Hold agencies accountable. Government agencies should be held to the same security and privacy standards as the private sector and, importantly, be accountable for following those standards. Only entities that have a proven record of implementing and maintaining strong security and privacy controls should be allowed to hold such gigantic repositories of sensitive and privacy-impacting data. So far, the NSA has not demonstrated accountability for the data it has collected. And lawmakers show little desire to implement security and privacy controls that may get in their way of reaching as much data as possible in the name of national security.
Regulators hold your agencies accountable; those of us in the private sector must insist on the same from them.
Private sector businesses also need to be responsible and accountable for implementing and maintaining strong and effective information security and privacy controls. They should also know and be in compliance with applicable data protection laws, regulations and other legal requirements.
Examine data retention policies. Another issue that has not been addressed through these surveillance programs is data retention. The programs suck up all the data possible and then keep it forever. The amount of data the NSA has on U.S. residents could be used to create detailed biographies of nearly every person in the U.S. This is a dangerous position for an organization without the proper security measures in place. Unfortunately, hundreds of millions of personal data records have been compromised in recent years due to vulnerabilities at the NSA and its associated vendors.
Private sector businesses with similar stores of data must perform regular information security and privacy assessments (SIMBUS360 can help!) to ensure they are doing everything they can to protect clients and customers.
Implement strong security controls and privacy protections. The NSA has not demonstrated these capabilities to date. Furthermore, the majority of government lawmakers have long enabled the NSA’s lack of security and privacy controls. An objective, validated and non-partisan entity with ongoing audit oversight would be best to provide the security protections required.

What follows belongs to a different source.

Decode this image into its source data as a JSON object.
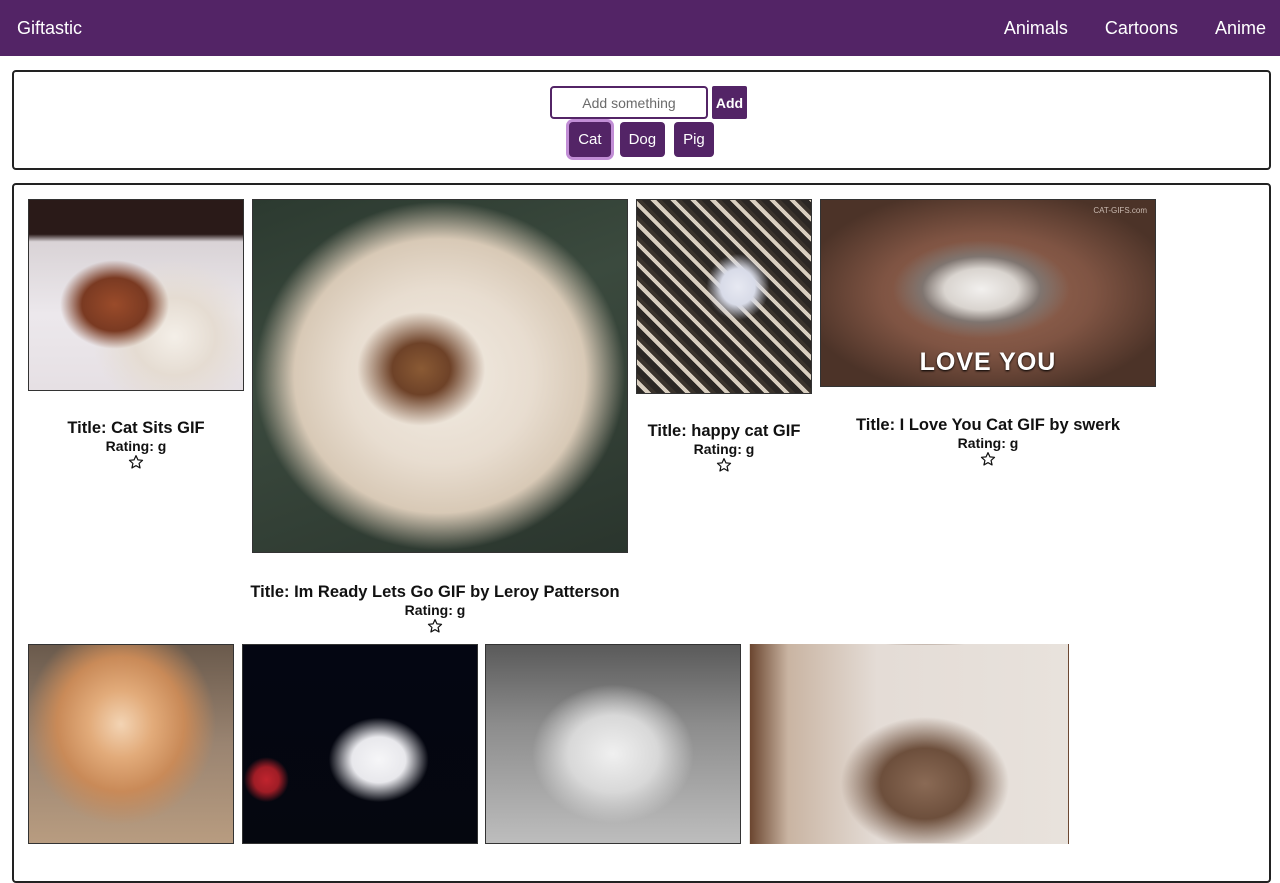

Similarly, businesses and other organizations should consider working with neutral third parties to affirm they are following all required compliance statutes, as well as thinking through how their evolving technologies, systems and business models may be opening their firms up to new threats. Certainly, such organizations can do their own ongoing assessments internally, but bringing in objective third parties to do assessments every now and then (at least once every year or two, and when significant operational changes occur) allows for a different perspective. Objective eyes often find things missed by those in the environment each day.

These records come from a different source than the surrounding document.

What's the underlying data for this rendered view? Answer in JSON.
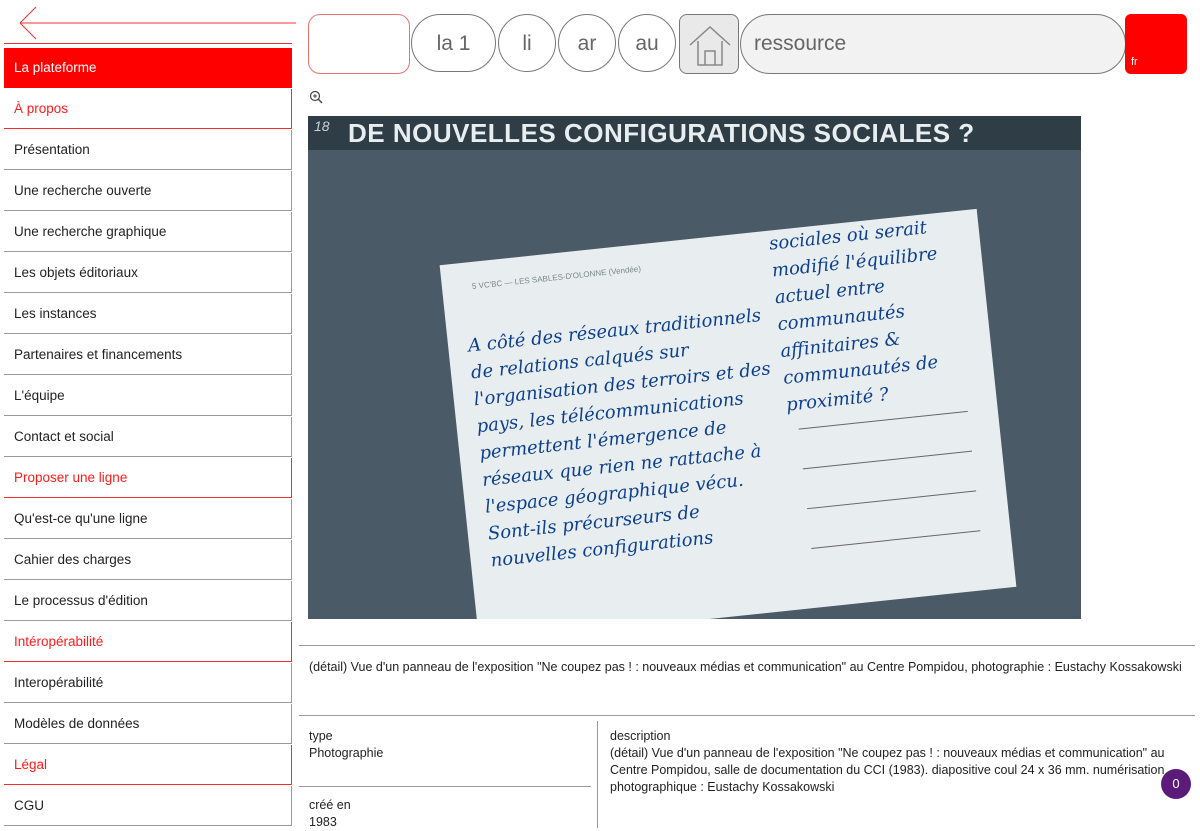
{
  "sidebar": {
    "items": [
      {
        "label": "La plateforme",
        "kind": "active"
      },
      {
        "label": "À propos",
        "kind": "section"
      },
      {
        "label": "Présentation",
        "kind": "item"
      },
      {
        "label": "Une recherche ouverte",
        "kind": "item"
      },
      {
        "label": "Une recherche graphique",
        "kind": "item"
      },
      {
        "label": "Les objets éditoriaux",
        "kind": "item"
      },
      {
        "label": "Les instances",
        "kind": "item"
      },
      {
        "label": "Partenaires et financements",
        "kind": "item"
      },
      {
        "label": "L'équipe",
        "kind": "item"
      },
      {
        "label": "Contact et social",
        "kind": "item"
      },
      {
        "label": "Proposer une ligne",
        "kind": "section"
      },
      {
        "label": "Qu'est-ce qu'une ligne",
        "kind": "item"
      },
      {
        "label": "Cahier des charges",
        "kind": "item"
      },
      {
        "label": "Le processus d'édition",
        "kind": "item"
      },
      {
        "label": "Intéropérabilité",
        "kind": "section"
      },
      {
        "label": "Interopérabilité",
        "kind": "item"
      },
      {
        "label": "Modèles de données",
        "kind": "item"
      },
      {
        "label": "Légal",
        "kind": "section"
      },
      {
        "label": "CGU",
        "kind": "item"
      }
    ]
  },
  "topbar": {
    "pills": [
      "la 1",
      "li",
      "ar",
      "au"
    ],
    "search_placeholder": "ressource",
    "lang": "fr"
  },
  "photo": {
    "number": "18",
    "headline": "DE NOUVELLES CONFIGURATIONS SOCIALES ?",
    "postcard_header": "5 VC'BC — LES SABLES-D'OLONNE (Vendée)",
    "handwriting_left": "A côté des réseaux traditionnels de relations calqués sur l'organisation des terroirs et des pays, les télécommunications permettent l'émergence de réseaux que rien ne rattache à l'espace géographique vécu. Sont-ils précurseurs de nouvelles configurations",
    "handwriting_right": "sociales où serait modifié l'équilibre actuel entre communautés affinitaires & communautés de proximité ?"
  },
  "caption": "(détail) Vue d'un panneau de l'exposition \"Ne coupez pas ! : nouveaux médias et communication\" au Centre Pompidou, photographie : Eustachy Kossakowski",
  "metadata": {
    "type_label": "type",
    "type_value": "Photographie",
    "created_label": "créé en",
    "created_value": "1983",
    "description_label": "description",
    "description_value": "(détail) Vue d'un panneau de l'exposition \"Ne coupez pas ! : nouveaux médias et communication\" au Centre Pompidou, salle de documentation du CCI (1983). diapositive coul 24 x 36 mm. numérisation photographique : Eustachy Kossakowski"
  },
  "badge": "0",
  "colors": {
    "accent": "#ff0000",
    "badge": "#5c1b7a"
  }
}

Indeed, when it comes to personal privacy and national security, we need to change it from an “either/or” conversation to an “and” conversation. While the NSA and your average law firm, accounting practice or health care provider may not have the same objectives, they do have much in common. Today’s growth-minded businesses understand data is a powerful currency, and will only increase in value as time goes on. As they are collecting, analyzing, storing and sharing data, there must be just as much strategy applied to protecting data.